Connect with me as a peer on Lightning mainnet (no need to waste time on testnet, though be careful as you may lose funds)!
5. Cryptocurrency Identity: Keybase and Blockstack
I’m fascinated with identity and have spent a lot of my career focused on this (see readable names above!). Keybase and Blockstack are two startups building decentralized identity platforms, and I went through the motions with each. Connect with me on Keybase: https://keybase.io/scottshapiro and Blockstack: https://explorer.blockstack.org/name/scottshapiro.id.
6. Mining Cryptocurrency in the cloud
While using AWS and learning about Spot pricing of remnant sever inventory at deeply discounted prices, I came across a guide on how to use EC2 spot to mine Etherum. I joined Nanopool. Even though I’ll likely spend way more on AWS than I’ll earn in ETH, it’s fun just to see how cloud-based cryptocurrency works. So far I’ve mined $6.83 worth of ETH!
7. Cryptocurrency housekeeping
While I haven’t been focused on trading cryptocurrency or ICO’s, I have been doing a lot of housekeeping. I setup a Lisk nano wallet, found an old Decred wallet.
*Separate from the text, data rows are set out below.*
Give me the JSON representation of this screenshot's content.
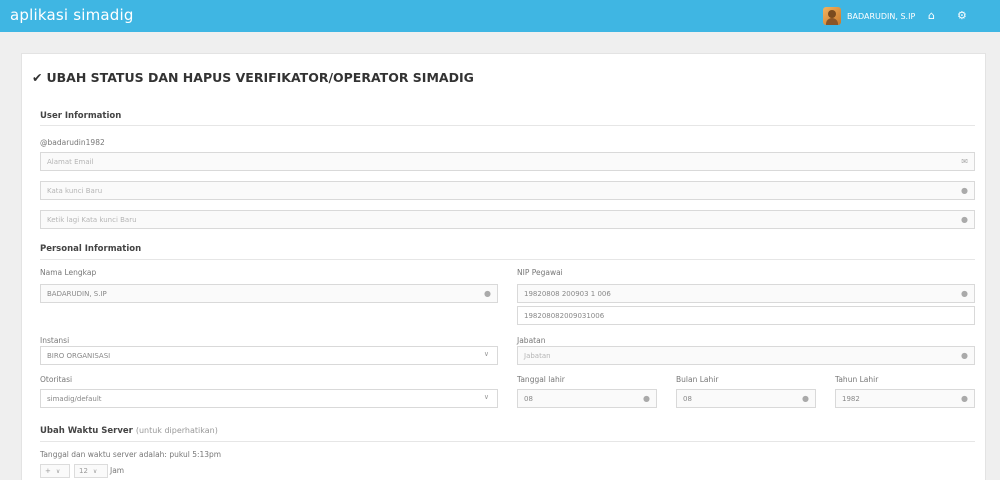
{
  "app": {
    "brand": "aplikasi simadig",
    "user_name": "BADARUDIN, S.IP"
  },
  "page": {
    "title": "UBAH STATUS DAN HAPUS VERIFIKATOR/OPERATOR SIMADIG"
  },
  "user_info": {
    "heading": "User Information",
    "username": "@badarudin1982",
    "email_placeholder": "Alamat Email",
    "password_placeholder": "Kata kunci Baru",
    "password_confirm_placeholder": "Ketik lagi Kata kunci Baru"
  },
  "personal_info": {
    "heading": "Personal Information",
    "nama_label": "Nama Lengkap",
    "nama_value": "BADARUDIN, S.IP",
    "nip_label": "NIP Pegawai",
    "nip_value": "19820808 200903 1 006",
    "nip_raw_value": "198208082009031006",
    "instansi_label": "Instansi",
    "instansi_value": "BIRO ORGANISASI",
    "jabatan_label": "Jabatan",
    "jabatan_placeholder": "Jabatan",
    "otoritas_label": "Otoritasi",
    "otoritas_value": "simadig/default",
    "tanggal_label": "Tanggal lahir",
    "tanggal_value": "08",
    "bulan_label": "Bulan Lahir",
    "bulan_value": "08",
    "tahun_label": "Tahun Lahir",
    "tahun_value": "1982"
  },
  "server_time": {
    "heading": "Ubah Waktu Server",
    "heading_note": "(untuk diperhatikan)",
    "description": "Tanggal dan waktu server adalah: pukul 5:13pm",
    "select_1": "+",
    "select_2": "12",
    "unit": "Jam"
  },
  "icons": {
    "email": "envelope-icon",
    "password": "lock-icon",
    "user": "user-icon",
    "home": "home-icon",
    "tools": "wrench-icon"
  }
}
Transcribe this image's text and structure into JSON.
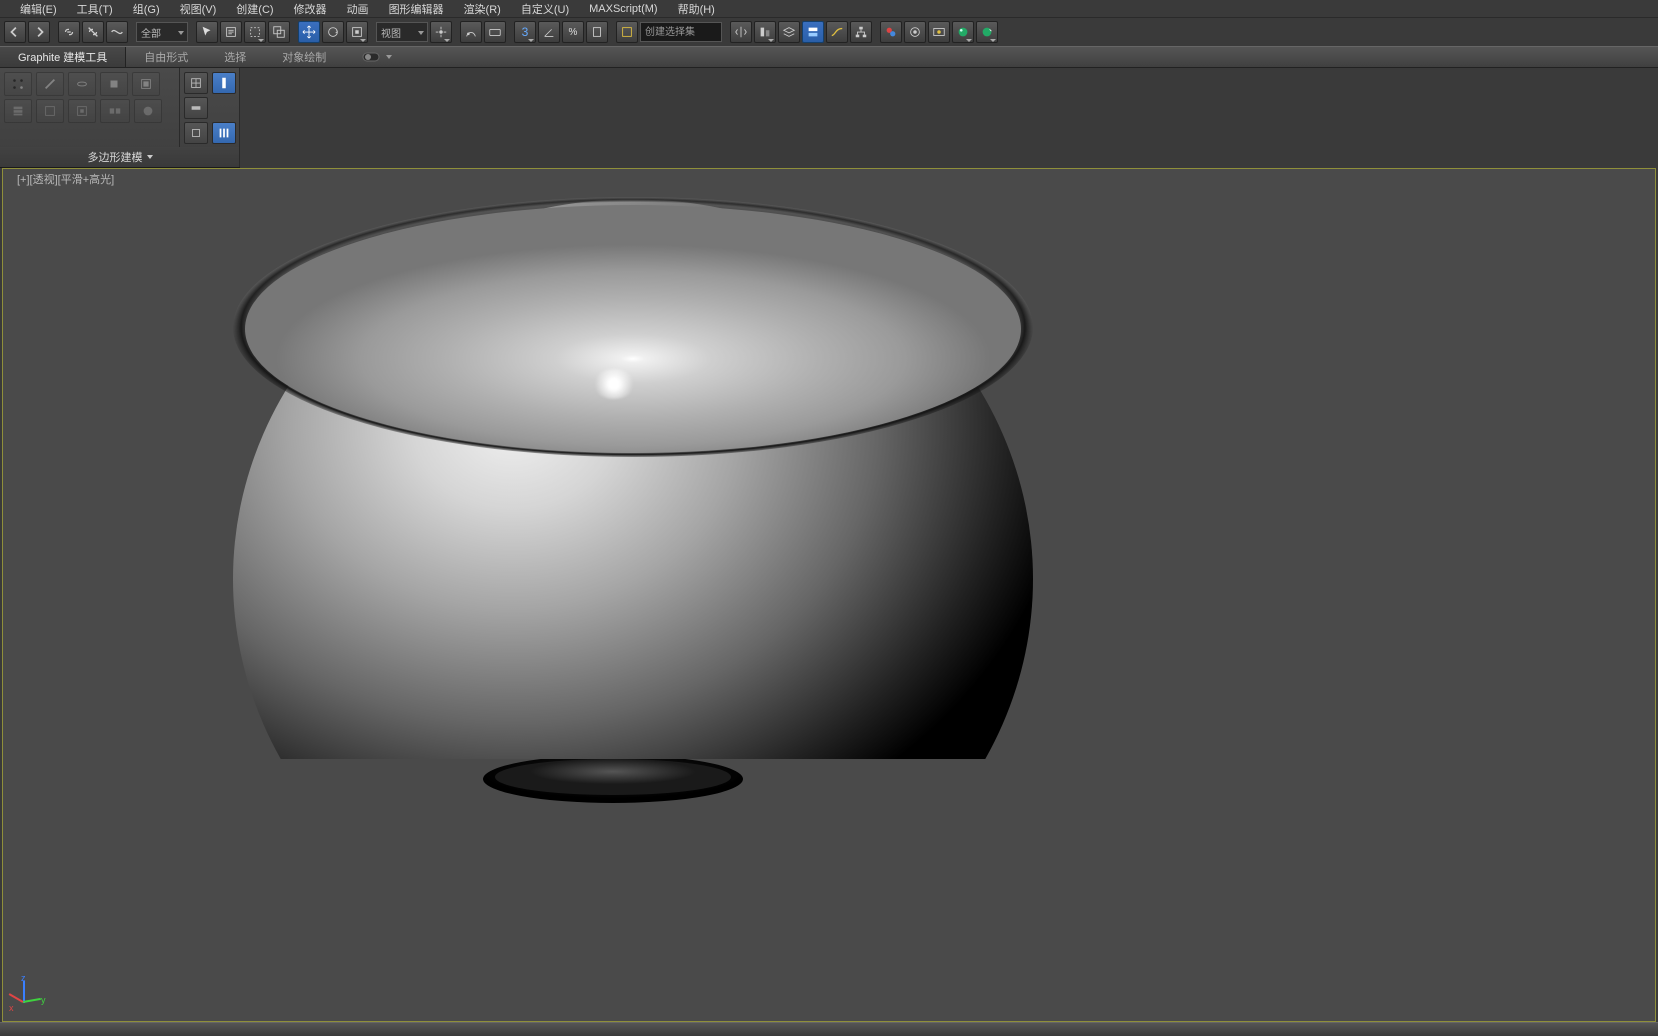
{
  "menu": {
    "items": [
      "编辑(E)",
      "工具(T)",
      "组(G)",
      "视图(V)",
      "创建(C)",
      "修改器",
      "动画",
      "图形编辑器",
      "渲染(R)",
      "自定义(U)",
      "MAXScript(M)",
      "帮助(H)"
    ]
  },
  "toolbar": {
    "selection_set_dropdown": "全部",
    "view_dropdown": "视图",
    "named_selection_placeholder": "创建选择集"
  },
  "ribbon": {
    "tabs": [
      "Graphite 建模工具",
      "自由形式",
      "选择",
      "对象绘制"
    ],
    "active_tab": 0,
    "panel_title": "多边形建模"
  },
  "viewport": {
    "label": "[+][透视][平滑+高光]"
  },
  "gizmo": {
    "x": "x",
    "y": "y",
    "z": "z"
  }
}
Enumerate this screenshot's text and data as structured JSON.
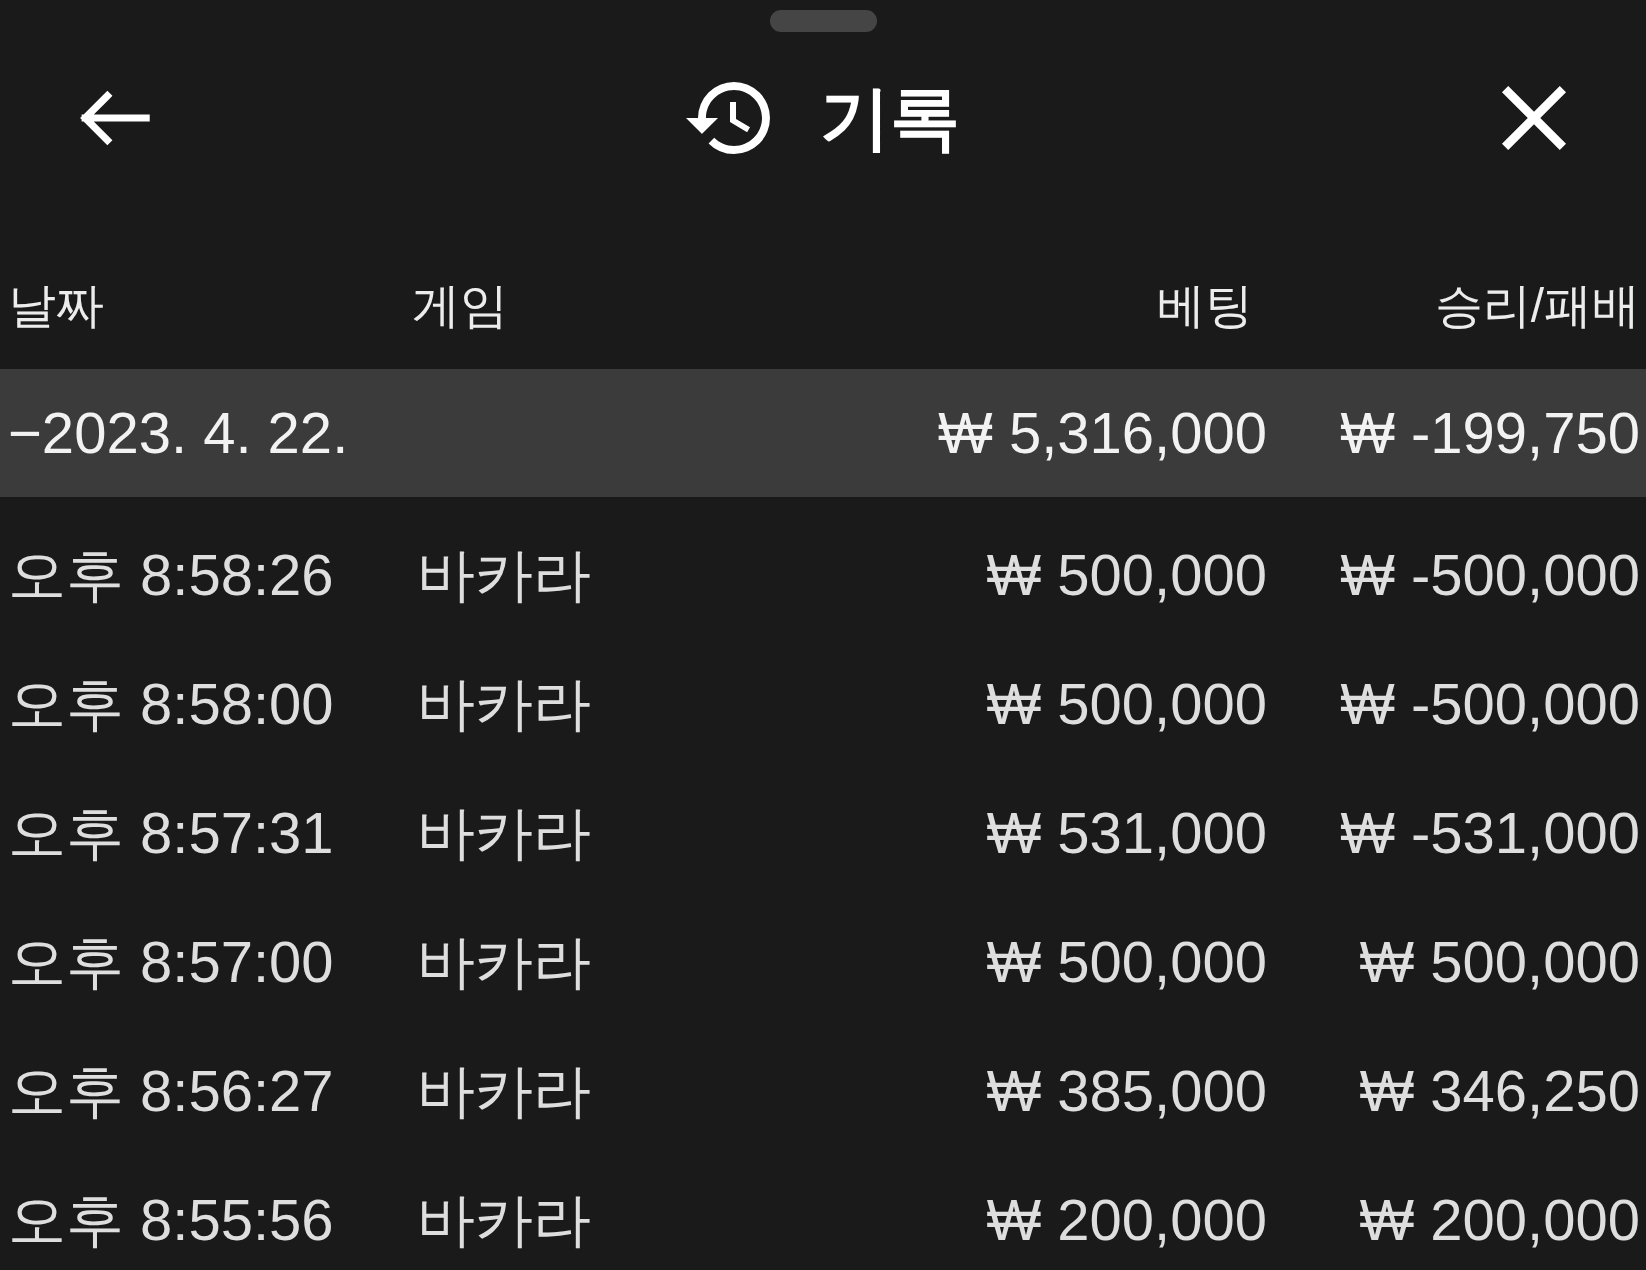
{
  "header": {
    "title": "기록"
  },
  "table": {
    "columns": [
      "날짜",
      "게임",
      "베팅",
      "승리/패배"
    ],
    "rows": [
      {
        "kind": "summary",
        "date": "−2023. 4. 22.",
        "bet": "₩ 5,316,000",
        "result": "₩ -199,750"
      },
      {
        "kind": "entry",
        "time": "오후 8:58:26",
        "game": "바카라",
        "bet": "₩ 500,000",
        "result": "₩ -500,000"
      },
      {
        "kind": "entry",
        "time": "오후 8:58:00",
        "game": "바카라",
        "bet": "₩ 500,000",
        "result": "₩ -500,000"
      },
      {
        "kind": "entry",
        "time": "오후 8:57:31",
        "game": "바카라",
        "bet": "₩ 531,000",
        "result": "₩ -531,000"
      },
      {
        "kind": "entry",
        "time": "오후 8:57:00",
        "game": "바카라",
        "bet": "₩ 500,000",
        "result": "₩ 500,000"
      },
      {
        "kind": "entry",
        "time": "오후 8:56:27",
        "game": "바카라",
        "bet": "₩ 385,000",
        "result": "₩ 346,250"
      },
      {
        "kind": "entry",
        "time": "오후 8:55:56",
        "game": "바카라",
        "bet": "₩ 200,000",
        "result": "₩ 200,000"
      }
    ]
  }
}
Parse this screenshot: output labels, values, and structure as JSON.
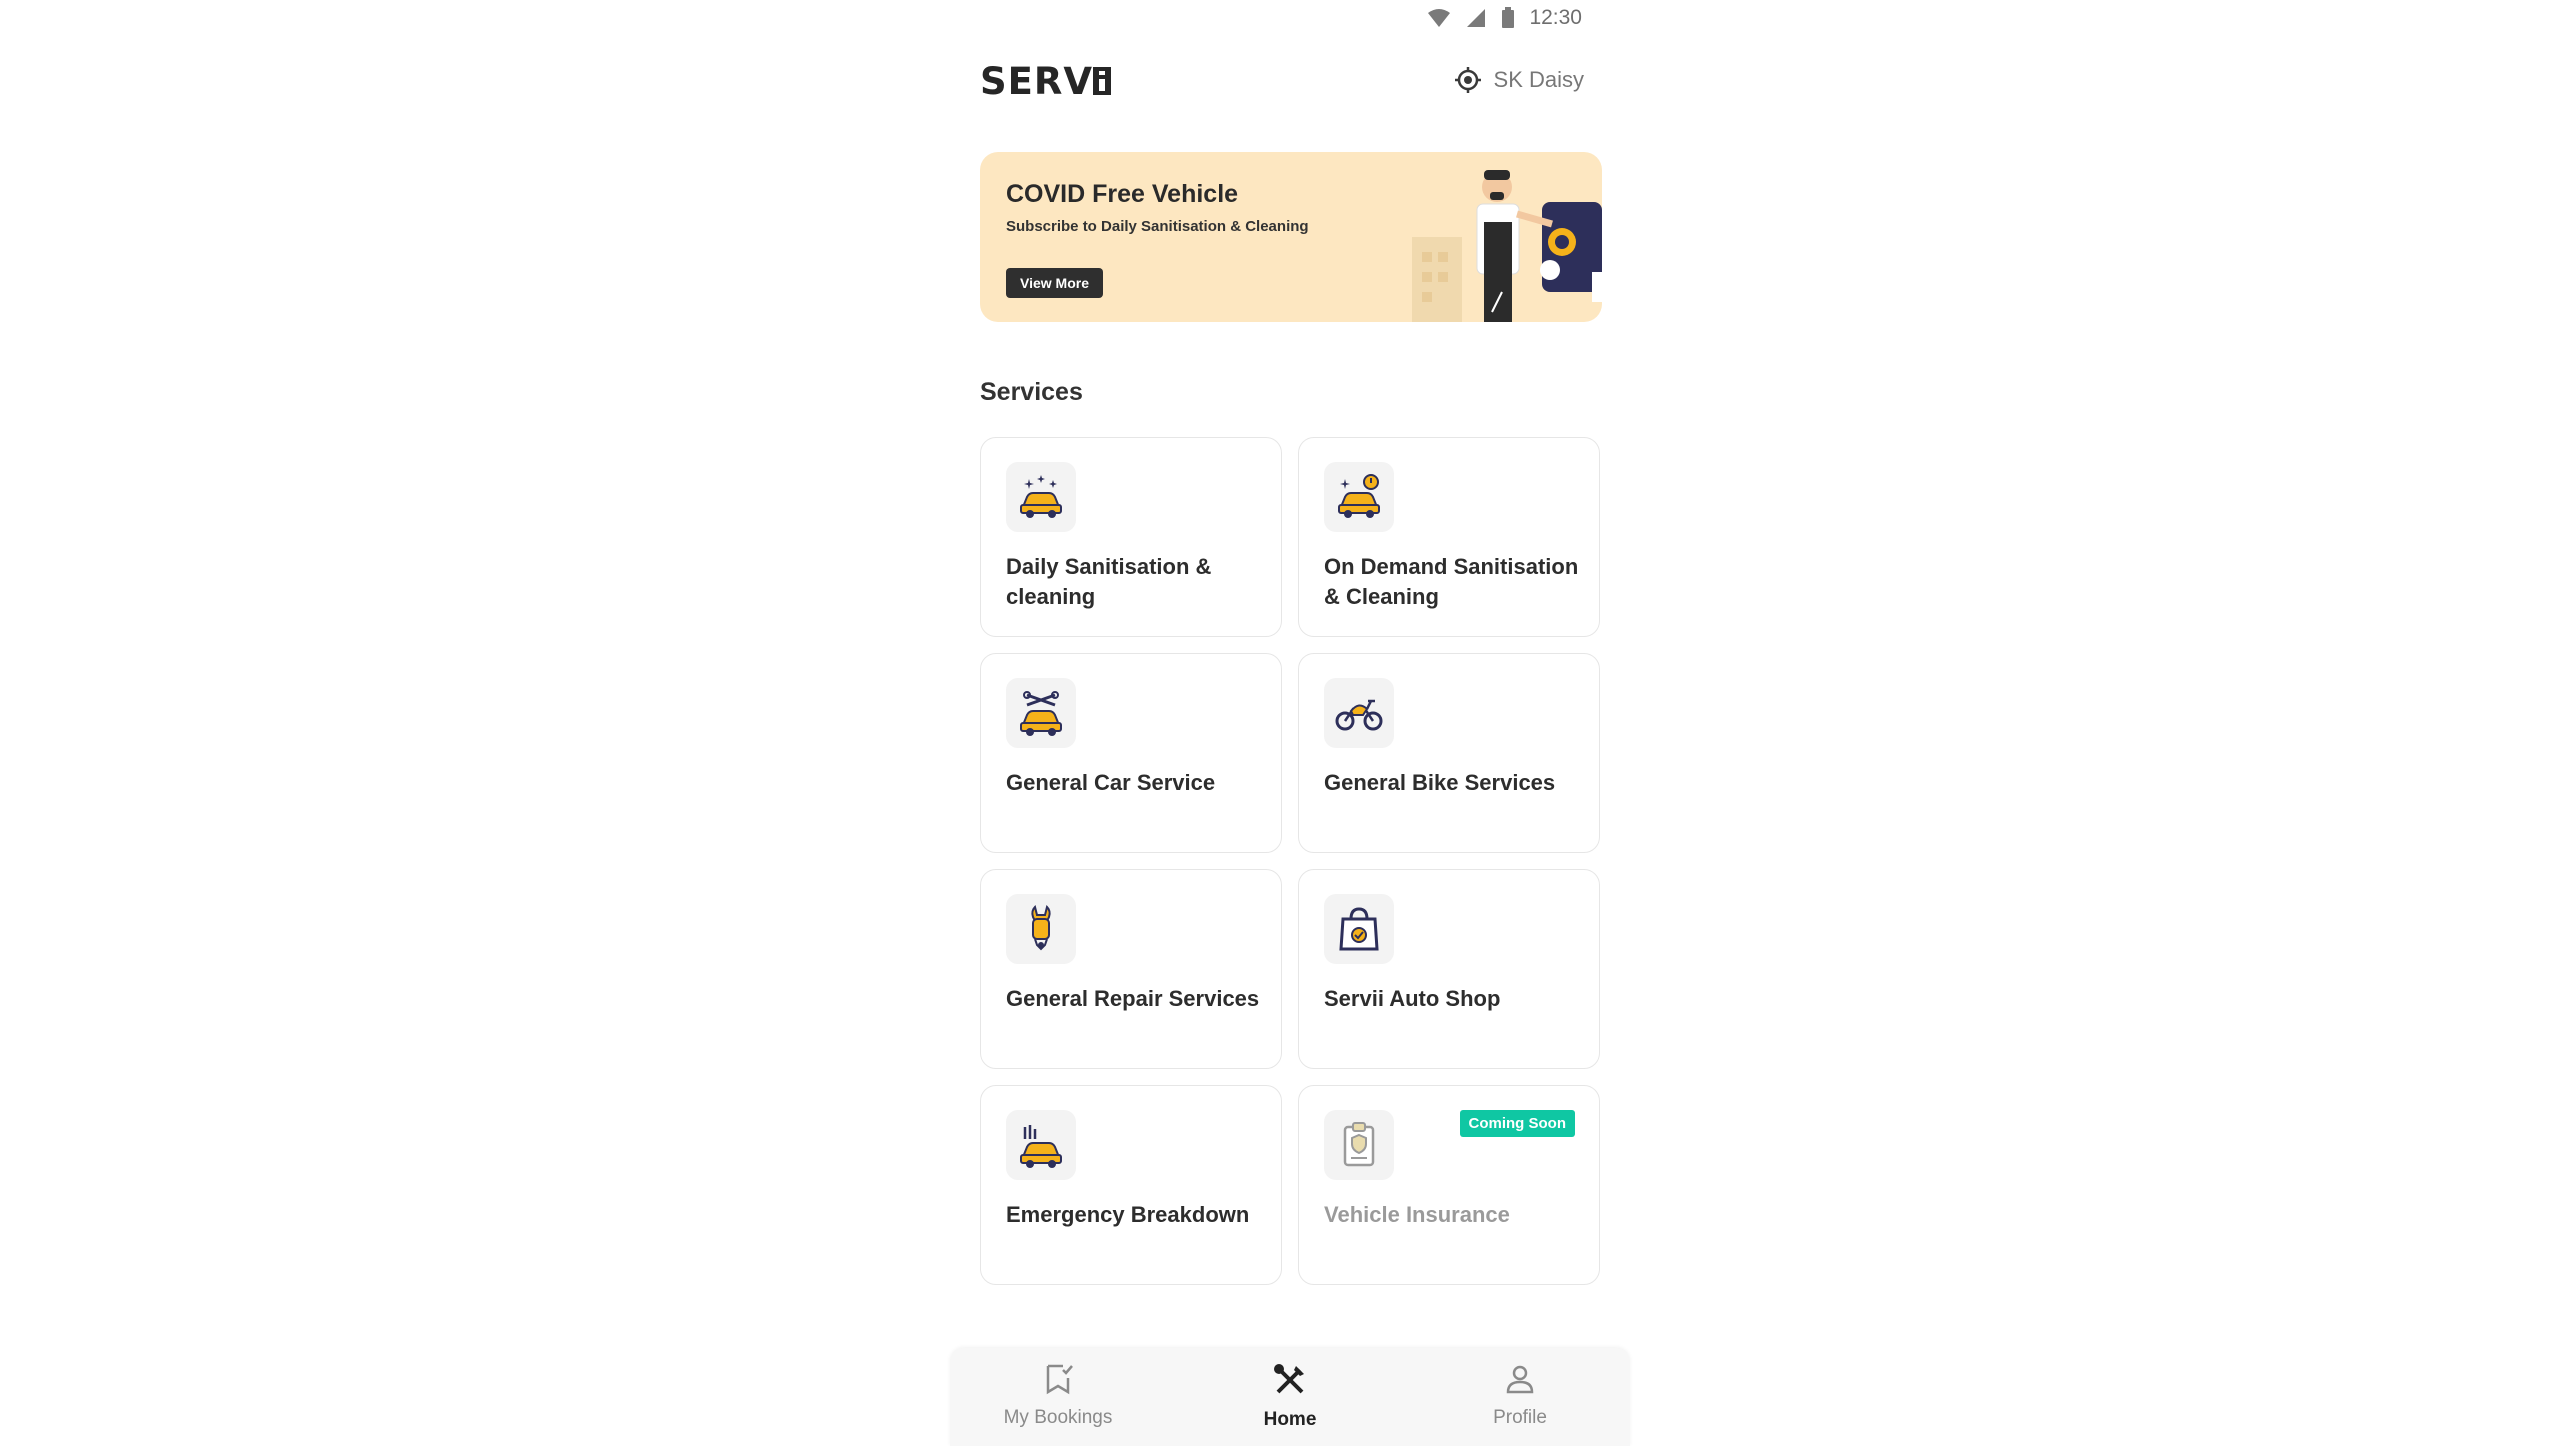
{
  "status_bar": {
    "time": "12:30",
    "icons": [
      "wifi-icon",
      "signal-icon",
      "battery-icon"
    ]
  },
  "header": {
    "logo": "SERV",
    "location_icon": "location-target-icon",
    "location_name": "SK Daisy"
  },
  "banner": {
    "title": "COVID Free Vehicle",
    "subtitle": "Subscribe to Daily Sanitisation & Cleaning",
    "button_label": "View More",
    "background_color": "#fde7c1"
  },
  "services": {
    "title": "Services",
    "items": [
      {
        "label": "Daily Sanitisation & cleaning",
        "icon": "sanitise-car-icon"
      },
      {
        "label": "On Demand Sanitisation & Cleaning",
        "icon": "on-demand-car-icon"
      },
      {
        "label": "General Car Service",
        "icon": "car-service-icon"
      },
      {
        "label": "General Bike Services",
        "icon": "bike-icon"
      },
      {
        "label": "General Repair Services",
        "icon": "spanner-icon"
      },
      {
        "label": "Servii Auto Shop",
        "icon": "shopping-bag-icon"
      },
      {
        "label": "Emergency Breakdown",
        "icon": "breakdown-car-icon"
      },
      {
        "label": "Vehicle Insurance",
        "icon": "insurance-clipboard-icon",
        "badge": "Coming Soon",
        "disabled": true
      }
    ]
  },
  "bottom_nav": {
    "items": [
      {
        "label": "My Bookings",
        "icon": "bookmark-check-icon",
        "active": false
      },
      {
        "label": "Home",
        "icon": "tools-icon",
        "active": true
      },
      {
        "label": "Profile",
        "icon": "person-icon",
        "active": false
      }
    ]
  },
  "colors": {
    "accent_yellow": "#f5b21a",
    "badge_green": "#0fc7a3",
    "dark": "#2f2f2f"
  }
}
I redeemed a Prism I had setup on Shapeshift. I moved coins off of Exchanges to hardware wallets. If you’re not in the habit of doing this, see the latest about Binance being down for over a day.
I’m heading back to work shortly, but still have some time before then to wrap up some of these projects. I want to spend on Lightning Network, for example. Shoot a me a note if there’s anything else I should look into as well!